Trouble with walking, loss of balance or loss of coordination.
A stroke can sometimes cause temporary or permanent disabilities, depending on how long the brain lacks blood flow and which part was affected. Complications may include:
Paralysis of loss of muscle movement
Difficulty talking or swallowing
Memory loss or thinking difficulties
Emotional problems/ depression
Pain, numbness or other strange sensations may occur in the parts of the body affected by stroke
Changes in behavior and self-care ability
Knowing your stroke risk factors, following your doctor’s recommendations and adopting a healthy lifestyle are the best steps you can take to prevent a stroke.
Have annual health check ups in order to check for risk factors
Controlling high blood pressure (hypertension)
Maintaining a healthy weight
Limit salt and alcohol intake
Control cholesterol and sugar level
Treating obstructive sleep apnea (OSA)
Knowing your stroke risk factors, following your doctors recommendations and adopting a healthy lifestyle are the best steps you can take to prevent a stroke
Blood tests to determine complete blood count (CBC)
Tests to determine blood glucose and cholesterol levels
Electrocardiogram to check for irregularities in heart rate and rhythm
Computerized tomography (CT) scan to identify blood deficiencies or hemorrhaging in the brain
Carotid duplex scan (CIMT), an ultrasound test using high-frequency sound waves to measure blood flow in the carotid arteries; the carotid arteries are located in the neck and supply blood to the brain
The carotid intima-media thickness test (CIMT) is a measure used to diagnose the extent of carotid atherosclerotic vascular disease. The test measures the thickness of the inner two layers of the carotid artery—the intima and media—and alerts physicians to any thickening when patients are still asymptomatic.
Early detection may indicate the need for a more aggressive approach to managing the risk factors associated with heart disease and stroke.
Magnetic resonance imaging (MRI) to examine the brain, cerebral arteries, and carotid arteries
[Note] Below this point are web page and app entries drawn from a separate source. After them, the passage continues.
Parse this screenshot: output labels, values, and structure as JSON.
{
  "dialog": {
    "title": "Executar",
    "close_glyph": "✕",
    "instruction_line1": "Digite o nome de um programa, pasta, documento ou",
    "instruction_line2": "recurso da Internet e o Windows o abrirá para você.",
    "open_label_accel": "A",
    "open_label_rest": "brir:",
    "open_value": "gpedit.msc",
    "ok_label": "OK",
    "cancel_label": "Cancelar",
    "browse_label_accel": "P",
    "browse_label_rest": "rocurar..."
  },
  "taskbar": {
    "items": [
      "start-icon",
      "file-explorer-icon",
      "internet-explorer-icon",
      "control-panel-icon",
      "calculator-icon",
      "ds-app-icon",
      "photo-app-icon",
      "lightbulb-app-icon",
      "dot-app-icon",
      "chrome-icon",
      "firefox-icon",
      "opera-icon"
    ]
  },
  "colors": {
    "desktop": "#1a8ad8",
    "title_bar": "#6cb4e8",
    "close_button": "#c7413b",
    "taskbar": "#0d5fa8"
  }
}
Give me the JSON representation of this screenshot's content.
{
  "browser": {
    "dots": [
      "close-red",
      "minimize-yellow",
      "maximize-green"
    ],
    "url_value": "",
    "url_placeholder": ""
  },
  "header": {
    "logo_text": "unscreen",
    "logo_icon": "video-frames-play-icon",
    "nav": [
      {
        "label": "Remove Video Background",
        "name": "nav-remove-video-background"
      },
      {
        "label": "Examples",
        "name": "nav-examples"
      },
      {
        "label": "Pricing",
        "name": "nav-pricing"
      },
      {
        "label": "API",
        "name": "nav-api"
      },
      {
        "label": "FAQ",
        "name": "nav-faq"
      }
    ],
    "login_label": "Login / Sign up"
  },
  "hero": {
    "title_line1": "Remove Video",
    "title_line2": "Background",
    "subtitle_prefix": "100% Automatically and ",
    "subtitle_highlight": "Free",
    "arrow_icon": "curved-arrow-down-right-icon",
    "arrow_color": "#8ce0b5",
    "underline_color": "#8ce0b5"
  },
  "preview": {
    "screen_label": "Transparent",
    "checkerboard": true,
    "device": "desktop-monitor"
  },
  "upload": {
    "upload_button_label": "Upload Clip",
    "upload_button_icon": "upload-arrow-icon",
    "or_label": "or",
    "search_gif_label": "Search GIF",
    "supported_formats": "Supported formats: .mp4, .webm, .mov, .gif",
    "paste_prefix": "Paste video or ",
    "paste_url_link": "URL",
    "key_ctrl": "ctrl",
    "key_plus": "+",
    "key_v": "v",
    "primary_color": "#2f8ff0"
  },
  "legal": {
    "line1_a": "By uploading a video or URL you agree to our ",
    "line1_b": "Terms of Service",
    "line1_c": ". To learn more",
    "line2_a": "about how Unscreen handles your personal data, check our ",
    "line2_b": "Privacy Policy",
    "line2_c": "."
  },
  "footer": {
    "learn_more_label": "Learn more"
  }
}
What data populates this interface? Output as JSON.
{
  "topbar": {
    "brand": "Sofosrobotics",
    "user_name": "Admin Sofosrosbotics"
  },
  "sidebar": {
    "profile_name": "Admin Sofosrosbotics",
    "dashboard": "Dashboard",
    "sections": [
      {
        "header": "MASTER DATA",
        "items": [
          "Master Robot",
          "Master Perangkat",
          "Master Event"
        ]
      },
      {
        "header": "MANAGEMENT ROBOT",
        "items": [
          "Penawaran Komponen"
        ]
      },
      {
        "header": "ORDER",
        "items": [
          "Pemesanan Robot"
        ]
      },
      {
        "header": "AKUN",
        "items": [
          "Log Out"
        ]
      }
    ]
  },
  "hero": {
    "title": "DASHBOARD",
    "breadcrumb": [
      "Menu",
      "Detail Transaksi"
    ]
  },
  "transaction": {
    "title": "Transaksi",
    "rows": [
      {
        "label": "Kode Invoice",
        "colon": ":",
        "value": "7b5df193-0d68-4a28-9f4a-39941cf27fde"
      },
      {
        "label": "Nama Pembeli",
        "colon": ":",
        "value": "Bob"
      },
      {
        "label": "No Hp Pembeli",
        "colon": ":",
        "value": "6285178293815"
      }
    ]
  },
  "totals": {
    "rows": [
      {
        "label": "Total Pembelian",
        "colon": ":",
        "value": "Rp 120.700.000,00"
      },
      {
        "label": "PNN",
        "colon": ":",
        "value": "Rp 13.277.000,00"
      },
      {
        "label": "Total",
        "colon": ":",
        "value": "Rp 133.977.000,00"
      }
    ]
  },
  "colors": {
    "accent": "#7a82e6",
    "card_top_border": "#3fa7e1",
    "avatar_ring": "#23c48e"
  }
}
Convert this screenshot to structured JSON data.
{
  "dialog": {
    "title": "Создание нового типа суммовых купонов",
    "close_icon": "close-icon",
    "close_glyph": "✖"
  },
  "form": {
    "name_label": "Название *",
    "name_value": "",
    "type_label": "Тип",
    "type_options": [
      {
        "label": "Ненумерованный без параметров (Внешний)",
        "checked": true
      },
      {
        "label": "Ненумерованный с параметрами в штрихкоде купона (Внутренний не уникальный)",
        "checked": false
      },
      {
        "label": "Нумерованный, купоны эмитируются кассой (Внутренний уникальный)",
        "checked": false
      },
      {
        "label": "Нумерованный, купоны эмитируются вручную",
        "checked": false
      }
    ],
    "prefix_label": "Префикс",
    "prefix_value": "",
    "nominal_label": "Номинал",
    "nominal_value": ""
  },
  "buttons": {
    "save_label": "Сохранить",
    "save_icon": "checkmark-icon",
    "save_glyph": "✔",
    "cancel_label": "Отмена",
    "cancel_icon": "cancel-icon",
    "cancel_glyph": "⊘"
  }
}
The treatment of stroke depends on the type of stroke – Ischemic or Hemorrhagic stroke, mainly with medication and surgical intervention.